The central theme of this exhibition is the quiet of catastrophe's aftermath, a solemnity that points as much towards modes of resilience and adaptation as it does to the crushing devastation of loss. This theme takes shape through María Berrío's narration of a small Colombian fishing village that has undergone a tragedy. In these works, the artist explores how the formation of historical memory occurs amidst processes of grieving in a village that maps the site of her own imagination.
Writing about the series, Berrío states, 'At the end of 2019, I started researching the history of small fishing villages in Colombia. I quickly became intrigued by the stories of these villages and their inhabitants, dark tales of environmental and political catastrophe. In each instance, however, I also encountered stories of resilience, of individuals miraculously cultivating hope from barren soil. These stories inspired me to imagine my own fishing village, this one steeped in the language and mythos of magical realism. Though the armature I constructed was a fiction, it was nonetheless tinged with real events. My paintings became a medium through which to channel the feelings and emotions that reverberated outwards from these events.
As the coronavirus pandemic emerged and threw 2020 into tumult, the lines demarcating my imaginary village from the reality in which I live seemed to smudge and blur. Though external circumstances may have shifted, however, my drive to create art – to respond to the world, to push back against the prevailing fear and anxiety – endured. This series explores the silence that follows in the wake of a catastrophe, the modes of resilience and adaptation that arise and evolve out of the crushing devastation of loss. Neither wholly real nor wholly imagined, these large-scale paintings depict the scenes that follow after tragedy, the ruined homes and landscapes that situate the women and children who have been left behind. I believe grieving is a process of opening oneself to the world in all its diversity and imperfection. With Flowered Songs and Broken Currents I offer a vision of what comes after certainty.
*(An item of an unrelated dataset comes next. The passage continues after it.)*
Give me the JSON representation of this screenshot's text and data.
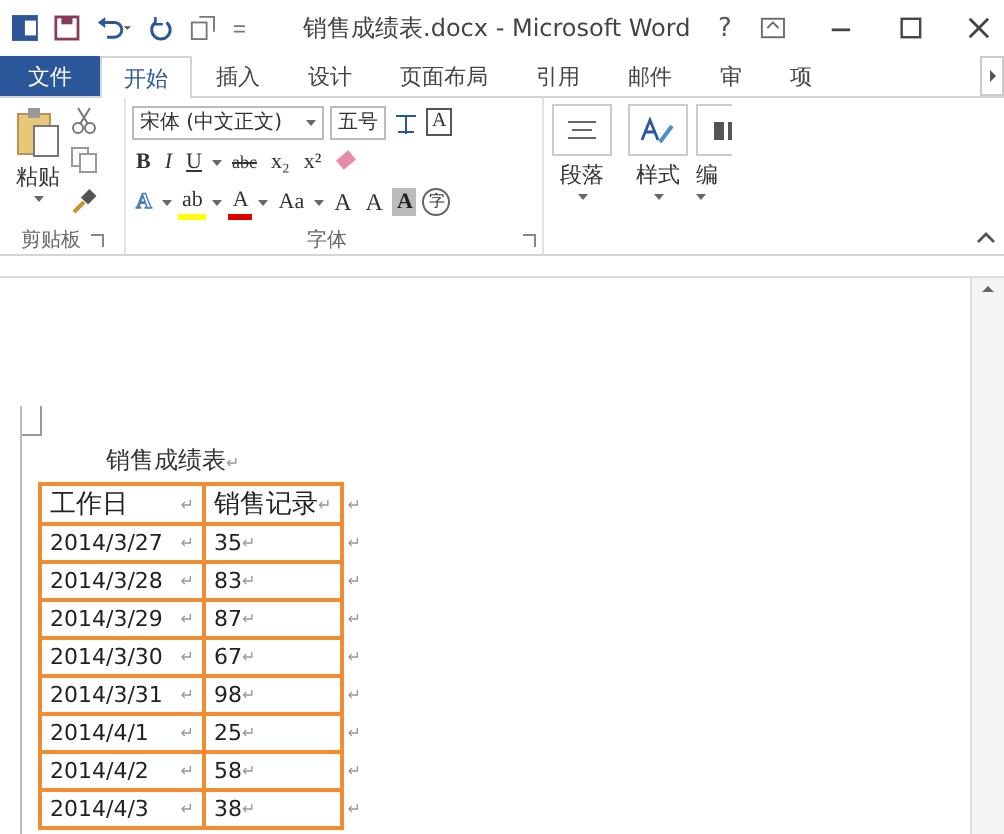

This exhibition began with the idea of a fictional town attempting to overcome a catastrophe, but it soon opened outwards into my own response to a very real, global catastrophe. The lines that distinguish art from life and life from art inevitably dissolved in its making.'
Press release courtesy Victoria Miro.